While most criticism has been about the cost of doing business and how it retards the country’s economic growth, NGO Sangonet this week pointed out that it hindered development goals too.
‘The high cost of access limits the use of the Internet as a civil society tool and stunts the growth of a culture to use technology as an information tool,” Sangonet deputy director Fazila Farouk told ITWeb.
She told the information technology website that the about 100 000 civil-society organisations in South Africa, most of which are community-based, could use the Internet as a tool for fund-raising, advocacy and working with other constituencies to share information and coordinate development priorities, but cannot do so effectively on dial-up.
Meanwhile, the first wireless broadband report, released by Johannesburg University’s department of business information technology and the MyADSL website, found that Sentech’s MyWireless was the best on offer.
Comparing price, speed, reliability and support through lab and user testing, the report was a comparative analysis of the wireless alternatives to Telkom’s ADSL.
MyWireless scored 87%, Vodacom’s 3G came second with 81%, WBS’s iBurst third with 80% and MTN’s 3G was last with 78%.

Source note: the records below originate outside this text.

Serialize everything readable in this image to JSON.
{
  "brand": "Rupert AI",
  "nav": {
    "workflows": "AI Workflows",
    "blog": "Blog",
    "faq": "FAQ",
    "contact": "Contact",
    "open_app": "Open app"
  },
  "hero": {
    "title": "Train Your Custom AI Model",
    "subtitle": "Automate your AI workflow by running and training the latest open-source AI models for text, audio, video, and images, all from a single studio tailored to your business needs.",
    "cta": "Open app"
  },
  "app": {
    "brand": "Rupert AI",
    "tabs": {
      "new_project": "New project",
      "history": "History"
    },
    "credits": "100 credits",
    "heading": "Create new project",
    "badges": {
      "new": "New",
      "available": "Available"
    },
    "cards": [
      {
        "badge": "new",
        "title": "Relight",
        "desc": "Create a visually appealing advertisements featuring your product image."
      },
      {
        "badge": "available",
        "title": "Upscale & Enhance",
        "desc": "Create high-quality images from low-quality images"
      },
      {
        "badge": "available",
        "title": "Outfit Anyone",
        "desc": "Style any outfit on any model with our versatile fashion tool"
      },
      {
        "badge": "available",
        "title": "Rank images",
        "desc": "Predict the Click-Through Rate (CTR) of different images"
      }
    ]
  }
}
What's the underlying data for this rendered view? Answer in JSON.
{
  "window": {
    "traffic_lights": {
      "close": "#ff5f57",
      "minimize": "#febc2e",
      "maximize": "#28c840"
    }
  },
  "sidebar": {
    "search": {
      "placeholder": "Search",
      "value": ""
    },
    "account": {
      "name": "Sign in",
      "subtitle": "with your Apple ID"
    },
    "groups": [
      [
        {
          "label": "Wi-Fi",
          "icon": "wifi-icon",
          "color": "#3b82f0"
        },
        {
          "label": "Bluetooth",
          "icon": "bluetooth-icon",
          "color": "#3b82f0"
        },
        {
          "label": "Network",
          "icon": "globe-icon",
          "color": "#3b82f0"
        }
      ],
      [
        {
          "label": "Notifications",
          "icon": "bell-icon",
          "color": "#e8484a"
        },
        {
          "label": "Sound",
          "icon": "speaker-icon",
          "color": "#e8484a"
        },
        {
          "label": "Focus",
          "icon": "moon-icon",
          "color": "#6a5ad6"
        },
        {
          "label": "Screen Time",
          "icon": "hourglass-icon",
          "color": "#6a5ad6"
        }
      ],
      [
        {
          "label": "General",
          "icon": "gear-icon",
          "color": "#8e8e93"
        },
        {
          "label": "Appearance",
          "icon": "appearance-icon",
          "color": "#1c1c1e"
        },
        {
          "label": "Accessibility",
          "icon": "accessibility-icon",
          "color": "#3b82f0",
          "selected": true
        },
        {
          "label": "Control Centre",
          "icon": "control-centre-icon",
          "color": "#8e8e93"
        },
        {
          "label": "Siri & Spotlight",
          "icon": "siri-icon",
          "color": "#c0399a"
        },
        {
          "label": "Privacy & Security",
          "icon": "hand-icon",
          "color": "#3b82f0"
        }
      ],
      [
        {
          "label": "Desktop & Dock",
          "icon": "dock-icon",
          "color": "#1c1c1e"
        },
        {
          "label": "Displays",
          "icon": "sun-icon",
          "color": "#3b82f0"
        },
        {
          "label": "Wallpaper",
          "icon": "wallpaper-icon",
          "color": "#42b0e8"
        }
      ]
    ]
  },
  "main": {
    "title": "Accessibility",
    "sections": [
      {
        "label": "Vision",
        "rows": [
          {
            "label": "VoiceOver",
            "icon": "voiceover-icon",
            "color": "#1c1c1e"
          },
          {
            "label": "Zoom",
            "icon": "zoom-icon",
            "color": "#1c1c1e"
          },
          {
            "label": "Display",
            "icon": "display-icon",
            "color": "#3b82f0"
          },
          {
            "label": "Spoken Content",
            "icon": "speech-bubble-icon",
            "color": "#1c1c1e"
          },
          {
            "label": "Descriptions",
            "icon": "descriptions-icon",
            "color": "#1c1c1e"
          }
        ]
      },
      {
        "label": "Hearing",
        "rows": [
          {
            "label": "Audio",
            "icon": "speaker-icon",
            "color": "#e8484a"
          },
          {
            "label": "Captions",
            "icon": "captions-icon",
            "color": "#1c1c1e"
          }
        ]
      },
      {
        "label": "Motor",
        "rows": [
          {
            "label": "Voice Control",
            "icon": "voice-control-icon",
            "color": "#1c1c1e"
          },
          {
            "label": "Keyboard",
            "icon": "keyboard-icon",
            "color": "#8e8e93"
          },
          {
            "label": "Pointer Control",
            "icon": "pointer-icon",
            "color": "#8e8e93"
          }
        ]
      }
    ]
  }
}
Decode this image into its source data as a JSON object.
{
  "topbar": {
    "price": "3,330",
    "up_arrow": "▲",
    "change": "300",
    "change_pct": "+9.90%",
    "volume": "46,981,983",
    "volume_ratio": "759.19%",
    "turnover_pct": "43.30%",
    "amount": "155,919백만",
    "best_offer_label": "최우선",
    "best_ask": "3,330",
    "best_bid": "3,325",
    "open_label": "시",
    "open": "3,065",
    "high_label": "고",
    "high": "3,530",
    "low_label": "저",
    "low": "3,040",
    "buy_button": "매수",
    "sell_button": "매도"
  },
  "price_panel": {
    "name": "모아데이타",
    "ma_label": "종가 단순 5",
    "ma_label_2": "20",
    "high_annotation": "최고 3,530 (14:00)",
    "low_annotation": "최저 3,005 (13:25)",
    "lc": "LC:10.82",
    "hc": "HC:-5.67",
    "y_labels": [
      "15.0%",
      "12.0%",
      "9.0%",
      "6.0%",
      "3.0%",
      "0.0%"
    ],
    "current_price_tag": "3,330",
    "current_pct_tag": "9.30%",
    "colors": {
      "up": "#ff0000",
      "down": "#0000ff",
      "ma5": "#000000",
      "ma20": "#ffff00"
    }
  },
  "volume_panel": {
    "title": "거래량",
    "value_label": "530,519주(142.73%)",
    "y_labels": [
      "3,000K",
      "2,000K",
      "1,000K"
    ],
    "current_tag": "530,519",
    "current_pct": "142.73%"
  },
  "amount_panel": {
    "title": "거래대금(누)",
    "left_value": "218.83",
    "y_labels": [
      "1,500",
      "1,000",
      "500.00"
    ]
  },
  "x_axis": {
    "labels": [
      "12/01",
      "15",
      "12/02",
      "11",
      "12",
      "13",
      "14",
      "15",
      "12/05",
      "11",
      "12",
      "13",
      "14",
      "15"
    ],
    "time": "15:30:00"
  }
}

Ironically, MyWireless has been marred by complaints of bad service and poor speeds and has received the most bad publicity.